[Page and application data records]
===============
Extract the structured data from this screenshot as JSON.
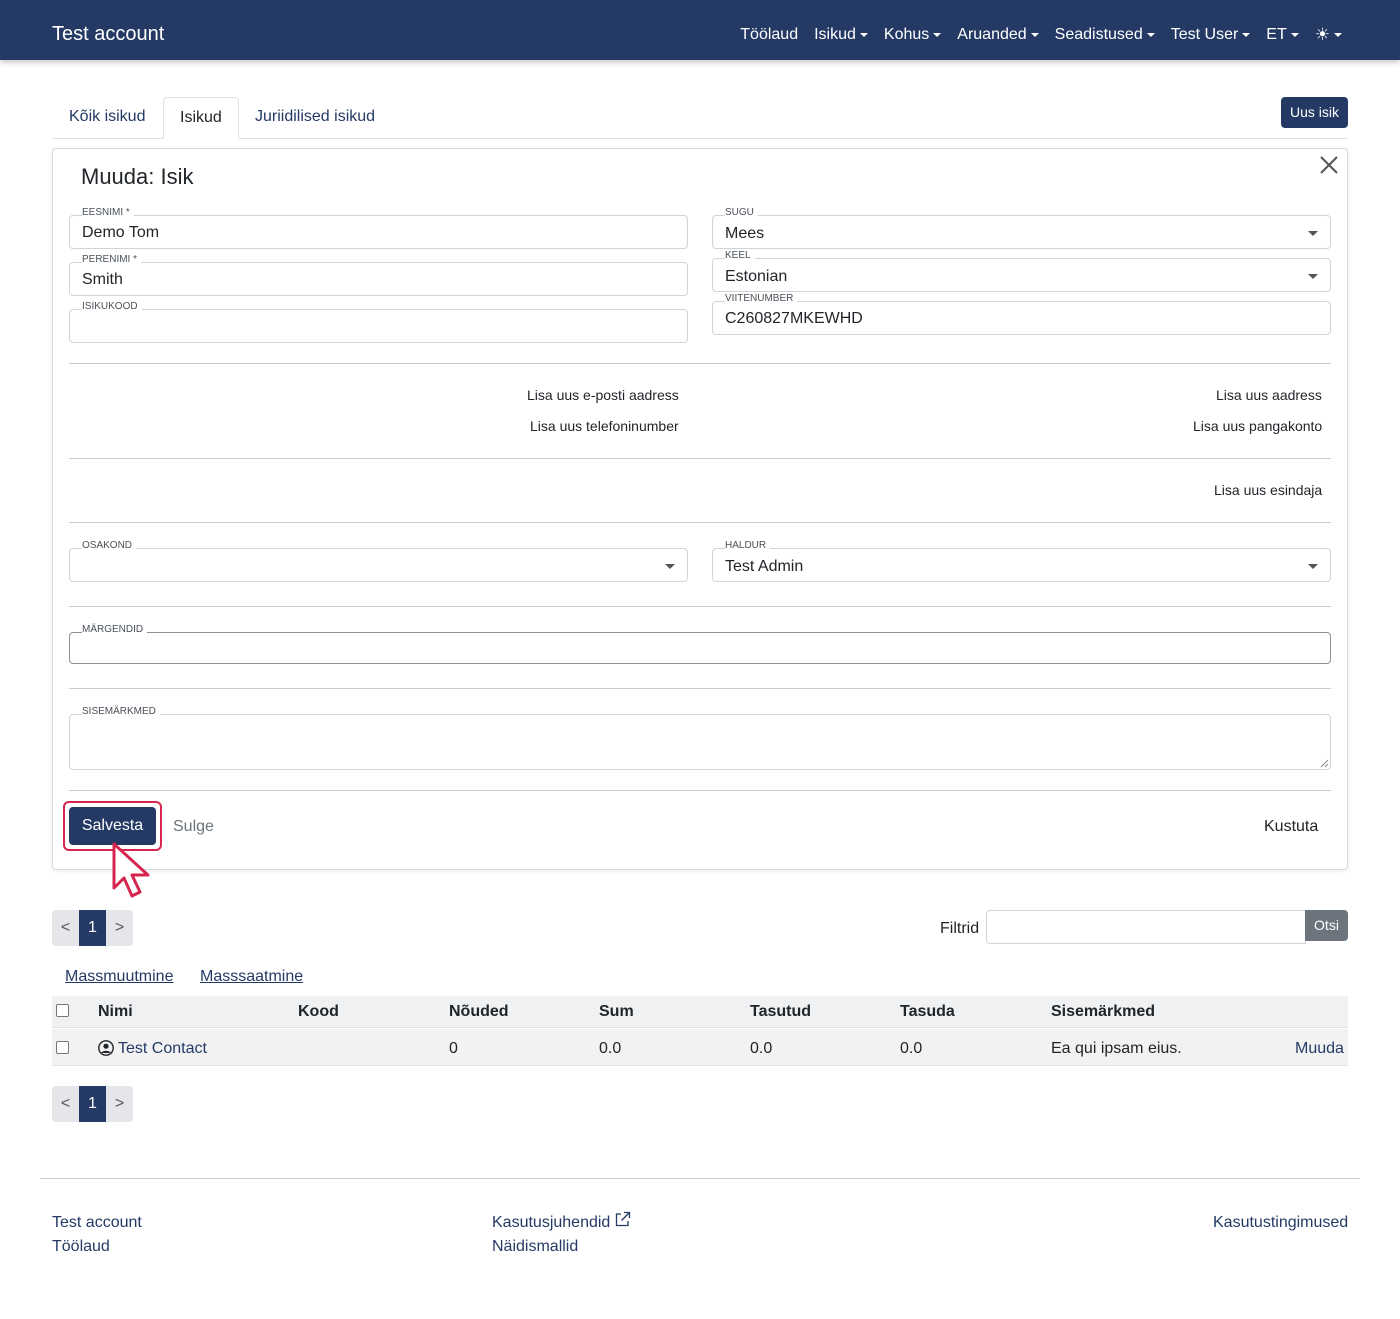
{
  "navbar": {
    "brand": "Test account",
    "items": [
      {
        "label": "Töölaud",
        "dropdown": false
      },
      {
        "label": "Isikud",
        "dropdown": true
      },
      {
        "label": "Kohus",
        "dropdown": true
      },
      {
        "label": "Aruanded",
        "dropdown": true
      },
      {
        "label": "Seadistused",
        "dropdown": true
      },
      {
        "label": "Test User",
        "dropdown": true
      },
      {
        "label": "ET",
        "dropdown": true
      }
    ],
    "theme_icon": "sun-icon",
    "theme_glyph": "☀"
  },
  "tabs": [
    {
      "label": "Kõik isikud",
      "active": false
    },
    {
      "label": "Isikud",
      "active": true
    },
    {
      "label": "Juriidilised isikud",
      "active": false
    }
  ],
  "new_button": "Uus isik",
  "form": {
    "title": "Muuda: Isik",
    "eesnimi": {
      "label": "EESNIMI *",
      "value": "Demo Tom"
    },
    "perenimi": {
      "label": "PERENIMI *",
      "value": "Smith"
    },
    "isikukood": {
      "label": "ISIKUKOOD",
      "value": ""
    },
    "sugu": {
      "label": "SUGU",
      "value": "Mees"
    },
    "keel": {
      "label": "KEEL",
      "value": "Estonian"
    },
    "viitenumber": {
      "label": "VIITENUMBER",
      "value": "C260827MKEWHD"
    },
    "add_email": "Lisa uus e-posti aadress",
    "add_phone": "Lisa uus telefoninumber",
    "add_address": "Lisa uus aadress",
    "add_bank": "Lisa uus pangakonto",
    "add_rep": "Lisa uus esindaja",
    "osakond": {
      "label": "OSAKOND",
      "value": ""
    },
    "haldur": {
      "label": "HALDUR",
      "value": "Test Admin"
    },
    "margendid": {
      "label": "MÄRGENDID",
      "value": ""
    },
    "sisemarkmed": {
      "label": "SISEMÄRKMED",
      "value": ""
    },
    "save": "Salvesta",
    "close": "Sulge",
    "delete": "Kustuta"
  },
  "pagination": {
    "prev": "<",
    "page": "1",
    "next": ">"
  },
  "filter": {
    "label": "Filtrid",
    "button": "Otsi",
    "value": ""
  },
  "actions": {
    "mass_edit": "Massmuutmine",
    "mass_send": "Masssaatmine"
  },
  "table": {
    "headers": [
      "Nimi",
      "Kood",
      "Nõuded",
      "Sum",
      "Tasutud",
      "Tasuda",
      "Sisemärkmed"
    ],
    "rows": [
      {
        "nimi": "Test Contact",
        "kood": "",
        "nouded": "0",
        "sum": "0.0",
        "tasutud": "0.0",
        "tasuda": "0.0",
        "sisemarkmed": "Ea qui ipsam eius.",
        "action": "Muuda"
      }
    ]
  },
  "footer": {
    "col1": [
      "Test account",
      "Töölaud"
    ],
    "col2": [
      "Kasutusjuhendid",
      "Näidismallid"
    ],
    "col3": [
      "Kasutustingimused"
    ]
  },
  "colors": {
    "primary": "#243a64",
    "highlight": "#d6264f",
    "secondary": "#6c757d"
  }
}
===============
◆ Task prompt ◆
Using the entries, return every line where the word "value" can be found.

◆ Result of this task ◆
      "value": "Demo Tom"
      "value": "Smith"
      "value": ""
      "value": "Mees"
      "value": "Estonian"
      "value": "C260827MKEWHD"
      "value": ""
      "value": "Test Admin"
      "value": ""
      "value": ""
    "value": ""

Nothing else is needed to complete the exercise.